*The problem*:
Look through the listing underneath for "selected", and copy every line that has it.

*Available records*:

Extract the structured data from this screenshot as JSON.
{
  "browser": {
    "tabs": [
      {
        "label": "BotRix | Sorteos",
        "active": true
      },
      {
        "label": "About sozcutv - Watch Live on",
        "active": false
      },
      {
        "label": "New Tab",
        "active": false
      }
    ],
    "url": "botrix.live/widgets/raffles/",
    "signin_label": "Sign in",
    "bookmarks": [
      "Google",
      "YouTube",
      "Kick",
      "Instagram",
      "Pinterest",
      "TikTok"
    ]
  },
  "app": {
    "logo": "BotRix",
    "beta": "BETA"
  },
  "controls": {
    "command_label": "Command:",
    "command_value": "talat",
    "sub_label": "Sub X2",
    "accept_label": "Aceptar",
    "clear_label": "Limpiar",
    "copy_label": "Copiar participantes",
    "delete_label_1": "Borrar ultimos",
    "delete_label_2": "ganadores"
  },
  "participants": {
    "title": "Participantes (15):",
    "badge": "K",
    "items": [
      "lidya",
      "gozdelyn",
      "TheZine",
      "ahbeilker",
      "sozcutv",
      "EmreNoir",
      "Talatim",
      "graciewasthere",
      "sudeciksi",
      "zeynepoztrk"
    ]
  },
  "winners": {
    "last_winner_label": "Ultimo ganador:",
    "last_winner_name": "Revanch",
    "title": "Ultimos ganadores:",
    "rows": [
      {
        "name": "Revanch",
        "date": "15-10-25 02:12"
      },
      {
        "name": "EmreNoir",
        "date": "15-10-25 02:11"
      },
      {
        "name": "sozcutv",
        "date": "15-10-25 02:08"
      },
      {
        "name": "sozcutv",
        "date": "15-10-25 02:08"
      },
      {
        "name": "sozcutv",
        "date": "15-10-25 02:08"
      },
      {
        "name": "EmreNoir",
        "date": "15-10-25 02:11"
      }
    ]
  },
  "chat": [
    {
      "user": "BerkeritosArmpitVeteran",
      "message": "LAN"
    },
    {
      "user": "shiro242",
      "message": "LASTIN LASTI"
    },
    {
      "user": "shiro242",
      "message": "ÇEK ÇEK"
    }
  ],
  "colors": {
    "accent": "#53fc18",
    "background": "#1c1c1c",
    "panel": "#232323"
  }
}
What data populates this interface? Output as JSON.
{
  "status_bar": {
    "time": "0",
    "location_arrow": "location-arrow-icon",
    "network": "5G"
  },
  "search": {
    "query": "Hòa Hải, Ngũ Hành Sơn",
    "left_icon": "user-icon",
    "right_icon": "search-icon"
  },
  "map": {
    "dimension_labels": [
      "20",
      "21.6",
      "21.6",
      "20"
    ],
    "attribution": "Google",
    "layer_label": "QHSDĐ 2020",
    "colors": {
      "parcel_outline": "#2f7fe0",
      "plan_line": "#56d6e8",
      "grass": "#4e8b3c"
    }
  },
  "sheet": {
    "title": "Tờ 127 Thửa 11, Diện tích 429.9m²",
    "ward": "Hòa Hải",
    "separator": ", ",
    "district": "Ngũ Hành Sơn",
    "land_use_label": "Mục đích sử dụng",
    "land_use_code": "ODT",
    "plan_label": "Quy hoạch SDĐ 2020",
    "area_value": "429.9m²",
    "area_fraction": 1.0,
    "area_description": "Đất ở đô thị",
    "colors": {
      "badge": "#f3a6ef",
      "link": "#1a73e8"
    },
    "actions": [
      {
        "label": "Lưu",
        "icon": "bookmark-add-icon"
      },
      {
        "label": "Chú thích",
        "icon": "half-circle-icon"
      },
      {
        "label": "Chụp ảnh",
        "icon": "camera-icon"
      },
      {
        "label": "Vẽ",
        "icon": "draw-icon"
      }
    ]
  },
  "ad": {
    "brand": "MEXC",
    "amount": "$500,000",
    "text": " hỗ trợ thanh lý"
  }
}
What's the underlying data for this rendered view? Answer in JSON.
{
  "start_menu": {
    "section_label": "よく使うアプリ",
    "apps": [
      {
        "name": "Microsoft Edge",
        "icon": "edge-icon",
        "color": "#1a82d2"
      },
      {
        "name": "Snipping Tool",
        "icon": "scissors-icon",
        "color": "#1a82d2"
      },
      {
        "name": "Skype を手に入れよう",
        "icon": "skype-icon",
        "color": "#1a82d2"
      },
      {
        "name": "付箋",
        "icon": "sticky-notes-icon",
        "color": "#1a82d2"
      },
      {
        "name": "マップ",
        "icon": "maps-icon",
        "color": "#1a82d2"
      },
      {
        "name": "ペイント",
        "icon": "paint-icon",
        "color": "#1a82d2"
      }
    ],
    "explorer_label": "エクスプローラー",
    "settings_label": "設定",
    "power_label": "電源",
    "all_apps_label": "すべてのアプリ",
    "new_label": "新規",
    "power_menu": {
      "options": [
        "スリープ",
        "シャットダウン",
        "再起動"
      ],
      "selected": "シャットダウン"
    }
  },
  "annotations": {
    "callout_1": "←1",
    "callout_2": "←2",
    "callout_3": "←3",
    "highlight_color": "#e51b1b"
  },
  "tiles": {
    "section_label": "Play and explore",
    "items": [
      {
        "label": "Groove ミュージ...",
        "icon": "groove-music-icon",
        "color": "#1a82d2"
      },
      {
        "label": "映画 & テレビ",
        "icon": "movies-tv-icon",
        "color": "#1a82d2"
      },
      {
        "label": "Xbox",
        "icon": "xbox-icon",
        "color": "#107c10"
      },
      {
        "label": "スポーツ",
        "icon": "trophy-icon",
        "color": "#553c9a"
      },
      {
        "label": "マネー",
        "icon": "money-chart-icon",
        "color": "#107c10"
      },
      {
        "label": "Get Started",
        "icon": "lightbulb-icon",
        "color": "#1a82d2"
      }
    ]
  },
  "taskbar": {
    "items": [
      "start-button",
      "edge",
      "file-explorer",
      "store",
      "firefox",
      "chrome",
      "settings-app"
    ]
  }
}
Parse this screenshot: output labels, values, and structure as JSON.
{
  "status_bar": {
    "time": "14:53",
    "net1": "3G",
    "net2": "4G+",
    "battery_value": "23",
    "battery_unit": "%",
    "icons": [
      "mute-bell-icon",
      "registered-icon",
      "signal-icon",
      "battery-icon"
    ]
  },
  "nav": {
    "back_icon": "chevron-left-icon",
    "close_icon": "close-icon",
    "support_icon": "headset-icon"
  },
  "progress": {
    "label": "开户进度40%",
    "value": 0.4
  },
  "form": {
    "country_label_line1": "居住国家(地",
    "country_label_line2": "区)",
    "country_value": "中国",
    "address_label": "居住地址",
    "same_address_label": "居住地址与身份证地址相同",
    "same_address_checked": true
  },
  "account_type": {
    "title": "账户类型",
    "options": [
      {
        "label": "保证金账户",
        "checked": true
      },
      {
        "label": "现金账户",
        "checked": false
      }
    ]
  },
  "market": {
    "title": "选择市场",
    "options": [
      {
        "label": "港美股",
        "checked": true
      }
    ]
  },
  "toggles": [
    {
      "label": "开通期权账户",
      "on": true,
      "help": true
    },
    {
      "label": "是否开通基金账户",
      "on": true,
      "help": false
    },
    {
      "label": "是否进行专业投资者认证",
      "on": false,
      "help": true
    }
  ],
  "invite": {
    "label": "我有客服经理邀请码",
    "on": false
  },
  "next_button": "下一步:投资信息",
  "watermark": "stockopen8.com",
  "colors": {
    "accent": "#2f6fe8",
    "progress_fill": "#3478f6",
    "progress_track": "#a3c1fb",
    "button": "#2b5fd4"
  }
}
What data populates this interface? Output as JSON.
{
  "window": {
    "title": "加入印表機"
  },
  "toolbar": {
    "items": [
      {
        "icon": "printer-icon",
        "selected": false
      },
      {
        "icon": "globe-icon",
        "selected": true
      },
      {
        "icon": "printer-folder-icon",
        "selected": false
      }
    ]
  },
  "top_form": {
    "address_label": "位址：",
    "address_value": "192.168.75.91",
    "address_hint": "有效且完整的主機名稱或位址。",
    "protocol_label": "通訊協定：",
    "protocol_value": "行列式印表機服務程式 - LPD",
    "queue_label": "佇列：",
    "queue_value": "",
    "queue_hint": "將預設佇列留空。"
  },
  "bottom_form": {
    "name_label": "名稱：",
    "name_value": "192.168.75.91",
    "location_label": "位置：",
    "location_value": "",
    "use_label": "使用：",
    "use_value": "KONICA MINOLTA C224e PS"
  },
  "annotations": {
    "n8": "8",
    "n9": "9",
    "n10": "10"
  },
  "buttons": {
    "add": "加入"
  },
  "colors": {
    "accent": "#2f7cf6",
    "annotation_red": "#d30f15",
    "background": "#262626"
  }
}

*Output of the exercise*:
      "selected": "シャットダウン"
        "selected": false
        "selected": true
        "selected": false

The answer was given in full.